Women’s work is undervalued because of:
- the absence of appropriate classification structures
- poor recognition of qualifications
- the absence of previous and detailed assessments of their work
- gendered characterisations of the work undertaken by women and
- inadequate application of previous equal pay measures.
Research has found that a significant portion of the gender pay gap is associated with being in female dominated work. Women employed in industries that were close to 100 per cent female dominated earned 32 per cent less than women with identical job characteristics employed in industries that were close to 100 per cent male dominated. Women also received lower wages in female dominated occupations within industries.
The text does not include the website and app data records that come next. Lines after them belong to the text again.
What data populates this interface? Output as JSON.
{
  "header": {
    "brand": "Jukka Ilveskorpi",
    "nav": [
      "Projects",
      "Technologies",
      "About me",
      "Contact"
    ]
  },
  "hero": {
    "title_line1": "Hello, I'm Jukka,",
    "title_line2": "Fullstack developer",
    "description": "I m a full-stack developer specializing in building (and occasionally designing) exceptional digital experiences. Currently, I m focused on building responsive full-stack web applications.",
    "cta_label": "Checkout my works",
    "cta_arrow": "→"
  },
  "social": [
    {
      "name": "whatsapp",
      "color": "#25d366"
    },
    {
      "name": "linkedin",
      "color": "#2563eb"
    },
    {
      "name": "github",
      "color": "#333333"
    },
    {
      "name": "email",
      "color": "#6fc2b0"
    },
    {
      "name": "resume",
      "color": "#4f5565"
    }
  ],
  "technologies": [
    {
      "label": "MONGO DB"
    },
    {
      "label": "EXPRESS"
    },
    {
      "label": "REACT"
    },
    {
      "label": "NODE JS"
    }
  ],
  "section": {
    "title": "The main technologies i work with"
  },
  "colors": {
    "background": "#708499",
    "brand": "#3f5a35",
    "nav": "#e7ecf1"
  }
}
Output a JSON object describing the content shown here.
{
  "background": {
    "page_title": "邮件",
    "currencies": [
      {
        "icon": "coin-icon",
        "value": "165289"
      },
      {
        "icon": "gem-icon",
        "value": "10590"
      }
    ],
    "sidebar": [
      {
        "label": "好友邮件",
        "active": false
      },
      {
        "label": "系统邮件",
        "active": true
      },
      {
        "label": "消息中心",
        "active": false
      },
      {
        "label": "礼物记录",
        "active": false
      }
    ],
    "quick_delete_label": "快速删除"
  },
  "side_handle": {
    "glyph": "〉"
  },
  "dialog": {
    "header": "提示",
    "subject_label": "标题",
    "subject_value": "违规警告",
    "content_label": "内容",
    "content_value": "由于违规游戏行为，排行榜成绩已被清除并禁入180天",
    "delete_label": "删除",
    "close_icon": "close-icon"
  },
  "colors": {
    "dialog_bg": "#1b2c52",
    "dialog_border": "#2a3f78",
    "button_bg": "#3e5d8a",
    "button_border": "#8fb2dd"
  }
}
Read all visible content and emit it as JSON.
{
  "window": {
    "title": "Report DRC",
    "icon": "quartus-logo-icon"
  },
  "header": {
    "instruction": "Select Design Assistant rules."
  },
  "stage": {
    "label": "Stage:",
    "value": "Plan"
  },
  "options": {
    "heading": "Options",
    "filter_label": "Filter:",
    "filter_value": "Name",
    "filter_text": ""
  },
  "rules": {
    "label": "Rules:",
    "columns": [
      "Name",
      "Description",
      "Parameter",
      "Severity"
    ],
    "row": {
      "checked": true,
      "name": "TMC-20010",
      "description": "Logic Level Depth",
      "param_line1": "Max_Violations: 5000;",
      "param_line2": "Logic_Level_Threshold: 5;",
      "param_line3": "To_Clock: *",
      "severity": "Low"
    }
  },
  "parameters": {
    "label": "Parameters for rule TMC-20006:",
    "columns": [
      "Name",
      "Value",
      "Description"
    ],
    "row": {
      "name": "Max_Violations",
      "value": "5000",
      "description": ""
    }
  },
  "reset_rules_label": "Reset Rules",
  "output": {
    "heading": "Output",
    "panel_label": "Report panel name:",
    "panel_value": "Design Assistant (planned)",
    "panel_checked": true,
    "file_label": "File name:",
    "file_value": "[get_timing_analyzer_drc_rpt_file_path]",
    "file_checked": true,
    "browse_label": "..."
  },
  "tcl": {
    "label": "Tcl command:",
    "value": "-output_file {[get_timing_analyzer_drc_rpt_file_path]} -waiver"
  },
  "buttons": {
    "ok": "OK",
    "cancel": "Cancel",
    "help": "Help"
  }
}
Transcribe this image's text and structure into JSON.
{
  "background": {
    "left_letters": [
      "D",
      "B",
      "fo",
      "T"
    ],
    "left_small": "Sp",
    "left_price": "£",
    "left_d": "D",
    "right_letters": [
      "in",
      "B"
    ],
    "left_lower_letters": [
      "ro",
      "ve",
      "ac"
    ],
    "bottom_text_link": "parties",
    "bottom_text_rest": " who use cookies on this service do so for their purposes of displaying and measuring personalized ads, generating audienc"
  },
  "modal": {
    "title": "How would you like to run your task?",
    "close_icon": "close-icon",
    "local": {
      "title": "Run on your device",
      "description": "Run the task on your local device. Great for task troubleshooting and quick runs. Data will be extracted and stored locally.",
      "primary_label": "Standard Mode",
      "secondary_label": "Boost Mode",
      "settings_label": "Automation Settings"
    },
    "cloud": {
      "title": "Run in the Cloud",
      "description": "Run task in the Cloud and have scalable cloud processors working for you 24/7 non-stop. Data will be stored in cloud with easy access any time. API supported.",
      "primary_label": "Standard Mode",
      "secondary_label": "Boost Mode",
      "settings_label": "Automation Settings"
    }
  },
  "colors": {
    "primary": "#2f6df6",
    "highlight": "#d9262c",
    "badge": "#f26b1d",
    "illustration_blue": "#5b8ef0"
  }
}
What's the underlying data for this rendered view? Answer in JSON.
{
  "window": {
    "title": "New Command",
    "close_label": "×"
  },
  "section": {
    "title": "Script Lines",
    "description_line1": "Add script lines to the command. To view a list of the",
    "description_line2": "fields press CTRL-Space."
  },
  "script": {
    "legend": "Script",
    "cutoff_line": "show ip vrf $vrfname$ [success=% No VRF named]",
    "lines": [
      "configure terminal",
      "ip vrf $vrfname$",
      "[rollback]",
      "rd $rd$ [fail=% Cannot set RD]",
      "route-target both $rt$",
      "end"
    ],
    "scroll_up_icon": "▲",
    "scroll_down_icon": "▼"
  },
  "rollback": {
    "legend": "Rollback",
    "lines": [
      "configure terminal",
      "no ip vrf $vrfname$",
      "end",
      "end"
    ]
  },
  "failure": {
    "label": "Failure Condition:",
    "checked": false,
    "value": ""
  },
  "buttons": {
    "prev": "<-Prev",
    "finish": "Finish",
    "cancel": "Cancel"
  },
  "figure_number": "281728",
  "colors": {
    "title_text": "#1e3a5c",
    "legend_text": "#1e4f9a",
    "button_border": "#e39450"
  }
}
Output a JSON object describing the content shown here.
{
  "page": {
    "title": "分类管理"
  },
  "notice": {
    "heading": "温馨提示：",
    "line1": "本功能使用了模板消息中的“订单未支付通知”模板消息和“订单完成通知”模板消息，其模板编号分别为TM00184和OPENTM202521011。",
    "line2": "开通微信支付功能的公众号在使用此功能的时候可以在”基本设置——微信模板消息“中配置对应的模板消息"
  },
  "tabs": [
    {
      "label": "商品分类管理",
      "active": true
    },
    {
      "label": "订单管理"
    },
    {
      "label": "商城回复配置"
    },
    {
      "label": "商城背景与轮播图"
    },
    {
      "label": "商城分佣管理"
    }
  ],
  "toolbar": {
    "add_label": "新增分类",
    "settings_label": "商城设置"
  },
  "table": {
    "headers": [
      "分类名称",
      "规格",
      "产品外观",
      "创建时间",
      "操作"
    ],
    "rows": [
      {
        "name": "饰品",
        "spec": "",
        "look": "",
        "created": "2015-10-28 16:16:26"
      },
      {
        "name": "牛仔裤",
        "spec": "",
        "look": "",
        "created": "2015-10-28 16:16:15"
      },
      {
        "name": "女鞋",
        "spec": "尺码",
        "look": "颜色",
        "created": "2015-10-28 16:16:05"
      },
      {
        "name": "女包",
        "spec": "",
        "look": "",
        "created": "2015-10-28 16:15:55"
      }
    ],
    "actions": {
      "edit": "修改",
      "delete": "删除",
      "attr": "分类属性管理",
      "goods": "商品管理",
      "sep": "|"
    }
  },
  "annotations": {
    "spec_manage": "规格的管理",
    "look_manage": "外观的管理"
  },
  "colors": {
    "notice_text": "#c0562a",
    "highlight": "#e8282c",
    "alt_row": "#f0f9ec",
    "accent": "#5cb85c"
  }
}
There is no simple answer to why WA’s GPG is higher. It is likely that high wages in the mining and resources sector influence WA’s GPG, but identifying the magnitude of this influence is difficult. Less than 10 per cent of all WA employees work in the mining industry, but the flow-on effect of this high paying industry on associated sectors such as construction and professional and scientific services plays a significant role in elevating average earnings across a number of male-dominated industries.
Research has estimated that one in five WA employees work in either the mining industry or an industry that supports or services the mining industry. Skills shortages in mining-related sectors have resulted in higher than average earnings over a long period of time. As men are more likely to work in these industries, male average earnings are now significantly higher than those for women in WA.
 ABS (2011) Workforce Participation and Workplace Flexibility, Western Australia, catalogue no. 6210.5.